If you’re a small business owner struggling with late payment, here are some proactive ways to give yourself the best chance of getting paid promptly:1. Agree and sign a contract before you start working
Even if you have a friendly relationship with your client, putting a contract in place before you start working will help to avoid disputes later down the line.
A good contract should set out the work you intend to deliver, the expected terms of payment, and the legal and financial ramifications of late payment or non-payment (for example, you could charge interest on the outstanding balance).
The contract should also make it clear that the client is paying for your time and work product, not their ultimate use of the work. Whether the client uses the work you did or not, you should be paid.
If you’re looking for some contract templates, check out LawBite’s gallery of legal documents.2. Send professional invoices
Are your invoices sending out the right message about your business?
Sending unpolished and unprofessional-looking invoices undermines your credibility - you want your clients to take your invoice seriously, so make sure you're demonstrating that you take it seriously too.
Try using a cloud accounting software that allows you to produce sharp invoices from professionally designed, ready-made templates. FreeAgent also auto-generates invoice reminders so you can chase late payers with the minimum of effort.3. Set shorter payment terms
The longer you give your clients to pay, the longer they may take to do so. If you want to get paid sooner rather than later, try setting shorter payment term times.

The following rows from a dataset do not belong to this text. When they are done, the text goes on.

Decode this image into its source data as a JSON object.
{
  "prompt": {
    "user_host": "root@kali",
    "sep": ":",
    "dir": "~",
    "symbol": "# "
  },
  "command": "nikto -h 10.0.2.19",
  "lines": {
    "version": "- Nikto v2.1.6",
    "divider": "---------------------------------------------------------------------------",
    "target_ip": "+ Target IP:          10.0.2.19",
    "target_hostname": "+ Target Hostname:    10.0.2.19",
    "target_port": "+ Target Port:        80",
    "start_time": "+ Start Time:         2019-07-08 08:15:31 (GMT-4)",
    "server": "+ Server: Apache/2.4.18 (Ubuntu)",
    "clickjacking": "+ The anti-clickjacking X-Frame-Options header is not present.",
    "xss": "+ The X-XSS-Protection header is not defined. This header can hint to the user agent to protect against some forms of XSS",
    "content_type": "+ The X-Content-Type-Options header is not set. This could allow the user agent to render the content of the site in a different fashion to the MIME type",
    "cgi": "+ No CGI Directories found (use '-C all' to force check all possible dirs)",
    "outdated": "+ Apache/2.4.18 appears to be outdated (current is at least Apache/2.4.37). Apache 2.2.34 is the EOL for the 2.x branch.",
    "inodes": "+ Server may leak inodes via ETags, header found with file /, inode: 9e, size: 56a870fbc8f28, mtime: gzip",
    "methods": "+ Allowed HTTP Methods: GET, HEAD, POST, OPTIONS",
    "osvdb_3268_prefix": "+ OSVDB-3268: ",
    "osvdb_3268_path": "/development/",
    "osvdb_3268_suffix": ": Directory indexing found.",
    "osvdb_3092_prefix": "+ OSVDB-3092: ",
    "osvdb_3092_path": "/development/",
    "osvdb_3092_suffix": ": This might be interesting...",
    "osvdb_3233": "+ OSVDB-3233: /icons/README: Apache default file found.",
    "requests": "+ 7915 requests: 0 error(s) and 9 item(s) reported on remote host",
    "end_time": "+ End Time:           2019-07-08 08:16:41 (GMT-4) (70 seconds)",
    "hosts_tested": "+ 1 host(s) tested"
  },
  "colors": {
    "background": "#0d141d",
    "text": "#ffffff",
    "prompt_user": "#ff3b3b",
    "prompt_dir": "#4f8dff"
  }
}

FreeAgent’s research has showed that some clever tweaks to your terms could make all the difference; setting either a seven-day or a “pay immediately” zero-day term can be more effective than standard 30-day terms.
Make sure you invoice quickly after you completed the work too, as there’s little incentive for a client to rush to pay you if you’ve dawdled getting the payment request to them.4. Allow clients to pay electronically
If you’re only allowing payment by bank transfer, you could be doing yourself a disservice.
Some online accounting softwares will allow you to take payments online via more immediate payment options like GoCardless or PayPal, just by including a link in your invoice.
Your client can then just click to pay you online via their bank account or credit card - pretty much instantly.5. Don’t give up on late payers
Even if you think the client can’t pay right now, it’s worth having the awkward conversation and picking up the phone to ask when they plan to pay you.
If it is just a short-term issue with a client who is usually reliable, you could maintain a good relationship by offering an extension rather than enforcing late charges.
By FreeAgent. FreeAgent offers award-winning cloud accounting software designed to meet the needs of contractors, freelancers, micro-businesses and the accountants they work with.